Update March 30th, 8AM ET: The Soyuz carrying Mark Vande Hei, Anton Shkaplerov, and Pyotr Dubrov touched down successfully in Kazakhstan at 7:28AM ET. Though wind in the area caused the Soyuz to tip over on its side after landing, all three crew members were extracted from the vehicle safely. After traveling to Karaganda by helicopter, Vande Hei will board a NASA jet to take him back to Houston, Texas.
Original Story: Record-breaking NASA astronaut Mark Vande Hei is set to return to Earth from the International Space Station on early March 30th, coming back in a Russian Soyuz rocket along with two Russian cosmonauts. His scheduled journey back to the planet has been an ongoing source of strife these last few weeks, as tensions have dramatically soured between the United States and Russia after the latter’s invasion of Ukraine.
Vande Hei has been on the ISS since April 2021, when he launched from Kazakhstan on another Soyuz rocket. He was originally going to stay on board for just six months, the standard length of stay for most astronauts on the ISS. But in September, NASA announced that Vande Hei’s stay had been extended to better accommodate a few visiting tourists and a Russian movie crew that Russia sent to the ISS at the end of last year. Thanks to the extension, Vande Hei will hold the record for the longest continuous stay in space by an American: 355 days.
The plan has always been for Vande Hei to return back to Earth in a Russian Soyuz, though he’ll be returning in a different capsule than the one he launched in. But after Russia began its invasion of Ukraine in February, some quickly wondered what that would mean for Vande Hei’s trip. Early into the invasion, NASA assured the public that the space agency and Russia’s state space corporation, Roscosmos, continued to work together to maintain normal operations of the space station. And NASA noted that Vande Hei was still coming home in a Soyuz as planned.
However, things took a turn on March 5th when RIA Novosti, a Russian state news program, shared a video on Telegram that included footage of Vande Hei on the ISS, as well as Anton Shkaplerov and Pyotr Dubrov, the two Russian cosmonauts with whom he’s supposed to return to Earth. The video was edited in such a way to make it seem like the cosmonauts were going to leave Vande Hei behind in space. The video then depicted the entire Russian portion of the space station detaching from the rest of the ISS.
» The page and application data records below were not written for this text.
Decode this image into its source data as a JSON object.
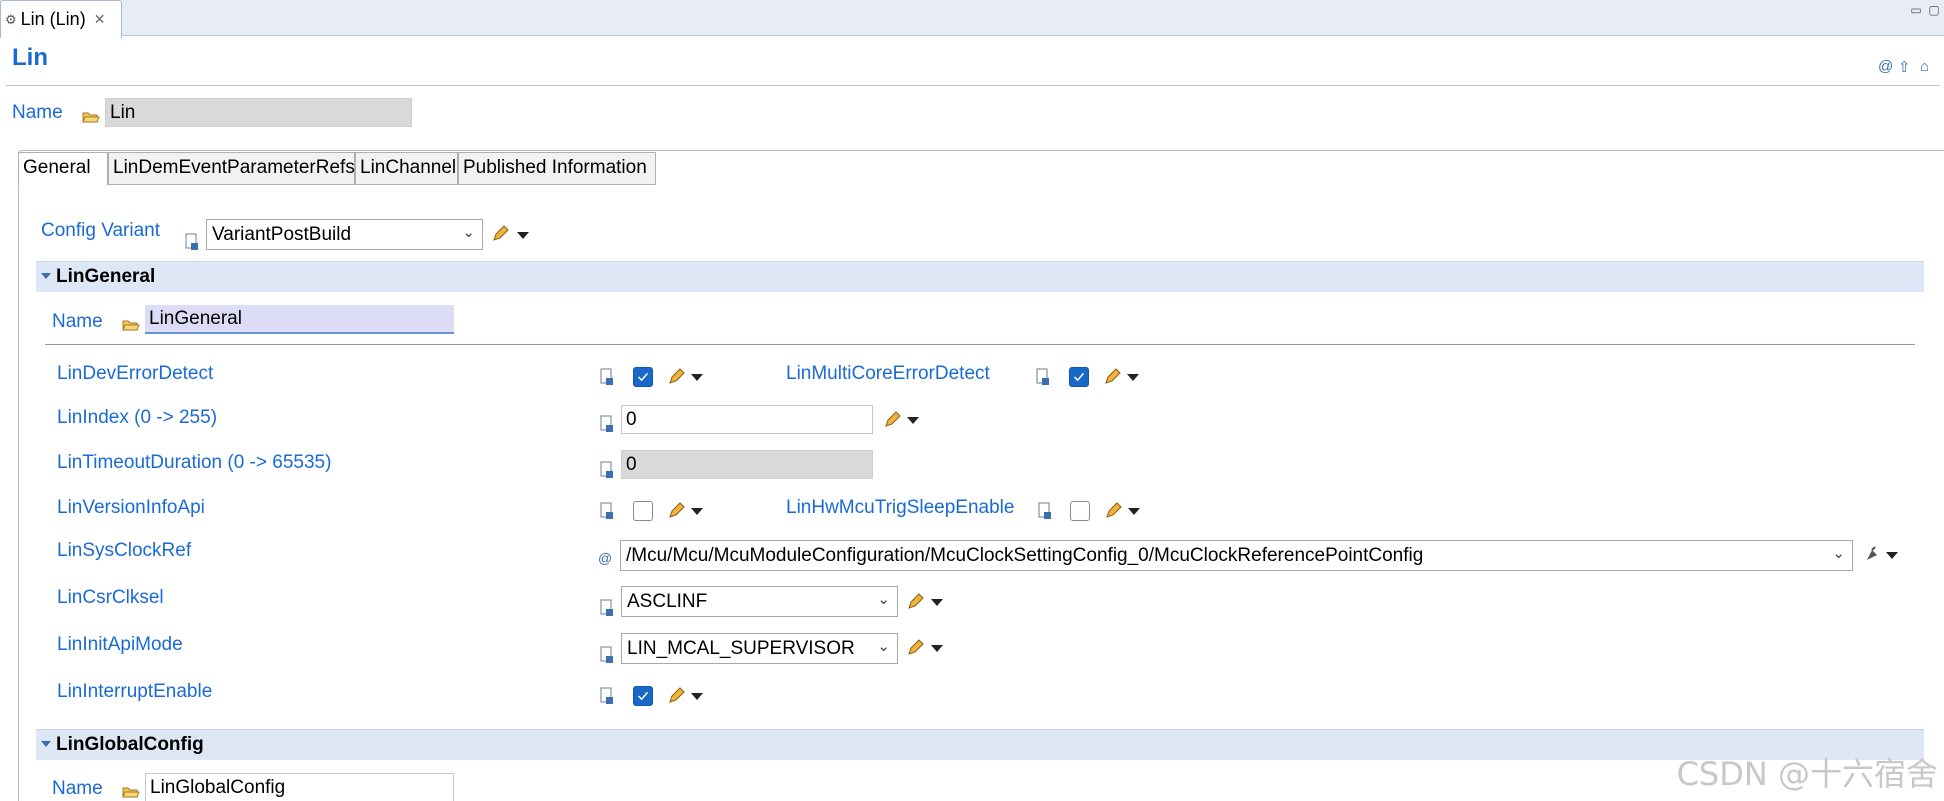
{
  "editor_tab": {
    "label": "Lin (Lin)"
  },
  "title": "Lin",
  "module_name": {
    "label": "Name",
    "value": "Lin"
  },
  "tabs": [
    "General",
    "LinDemEventParameterRefs",
    "LinChannel",
    "Published Information"
  ],
  "config_variant": {
    "label": "Config Variant",
    "value": "VariantPostBuild"
  },
  "lin_general": {
    "header": "LinGeneral",
    "name_label": "Name",
    "name_value": "LinGeneral",
    "params": {
      "dev_error_detect": {
        "label": "LinDevErrorDetect",
        "checked": true
      },
      "multi_core_error_detect": {
        "label": "LinMultiCoreErrorDetect",
        "checked": true
      },
      "index": {
        "label": "LinIndex (0 -> 255)",
        "value": "0"
      },
      "timeout_duration": {
        "label": "LinTimeoutDuration (0 -> 65535)",
        "value": "0"
      },
      "version_info_api": {
        "label": "LinVersionInfoApi",
        "checked": false
      },
      "hw_mcu_trig_sleep_enable": {
        "label": "LinHwMcuTrigSleepEnable",
        "checked": false
      },
      "sys_clock_ref": {
        "label": "LinSysClockRef",
        "value": "/Mcu/Mcu/McuModuleConfiguration/McuClockSettingConfig_0/McuClockReferencePointConfig"
      },
      "csr_clksel": {
        "label": "LinCsrClksel",
        "value": "ASCLINF"
      },
      "init_api_mode": {
        "label": "LinInitApiMode",
        "value": "LIN_MCAL_SUPERVISOR"
      },
      "interrupt_enable": {
        "label": "LinInterruptEnable",
        "checked": true
      }
    }
  },
  "lin_global_config": {
    "header": "LinGlobalConfig",
    "name_label": "Name",
    "name_value": "LinGlobalConfig"
  },
  "watermark": "CSDN @十六宿舍",
  "icons": {
    "tab": "module-icon",
    "close": "close-icon",
    "minimize": "minimize-icon",
    "maximize": "maximize-icon",
    "name": "folder-icon",
    "param": "parameter-doc-icon",
    "edit": "pencil-icon",
    "menu": "dropdown-triangle-icon"
  },
  "colors": {
    "link": "#1a6ad6",
    "section_bg": "#dde7f5",
    "checkbox_on": "#1868c8"
  }
}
RIA Novosti described the video as a joke, but some media outlets took the depictions seriously, interpreting the footage as Russia threatening to strand Vande Hei in space. It didn’t help that Dmitry Rogozin, the head of Roscosmos, also shared the video to his Telegram channel. Rogozin has been making a myriad of wild threats about the Russian-US space partnership since the invasion began, at one point insinuating that the ISS could come crashing down on Earth if Russia pulled out of the program.
After Good Morning America and Fox News speculated about Vande Hei being left on the ISS, Russia officially denied the speculation. “The US astronaut due to return to Earth soon will do so as scheduled on board Russia’s space capsule vehicle on March 30,” a report in TASS, another Russian state news organization, wrote.
NASA also reiterated that operations would continue as normal in a press conference on March 14th. “The reality is Mark Vande Hei is coming home on March 30th with Anton [Shkaplerov] and Pyotr [Dubrov]. Period,” Joel Montalbano, the ISS program manager at NASA, said during the conference when asked about the video’s supposed threat. “There’s really not much to add on that. We have confirmation from our Russian colleagues.” Montalbano also stressed that NASA and Roscosmos need each other to continue operating the space station, and that there were no immediate plans to end that partnership. “We’re not seeing any impacts of what’s going on around us. … We’re aware of what’s going on, but we are able to do our job to continue operations,” he said.
Vande Hei and his two cosmonaut crewmates will say their farewells to the rest of the astronauts on the ISS around 12AM ET, before entering the Soyuz and closing the capsule’s hatch. The Soyuz will then detach from the space station around 3:21AM ET and slowly distance itself from the ISS. The capsule will eventually perform a burn of its thrusters to take itself out of orbit, setting itself on course to land in Kazakhstan under parachutes at around 7:28AM ET. Once on the ground, Vande Hei will return back to Houston, Texas, on a NASA Gulfstream jet — the same procedure for all previous astronauts returning from the ISS in the Soyuz. NASA plans to provide live coverage of each major milestone starting at 11:30PM ET tonight.
Despite ongoing concern about how geopolitical relations may be filtering into space, the crew of the ISS showed their unity ahead of the Soyuz’s scheduled return. On Tuesday, the crew conducted a change of command ceremony, with former commander Shkaplerov handing over the symbolic key to the space station to NASA astronaut Tom Marshburn ahead of the Soyuz return. During the ceremony, Shkaplerov hinted at the struggles happening on Earth. “I [am] proud I was the commander of this excellent crew,” he said. “People have problems on Earth. On orbit… we are one crew.”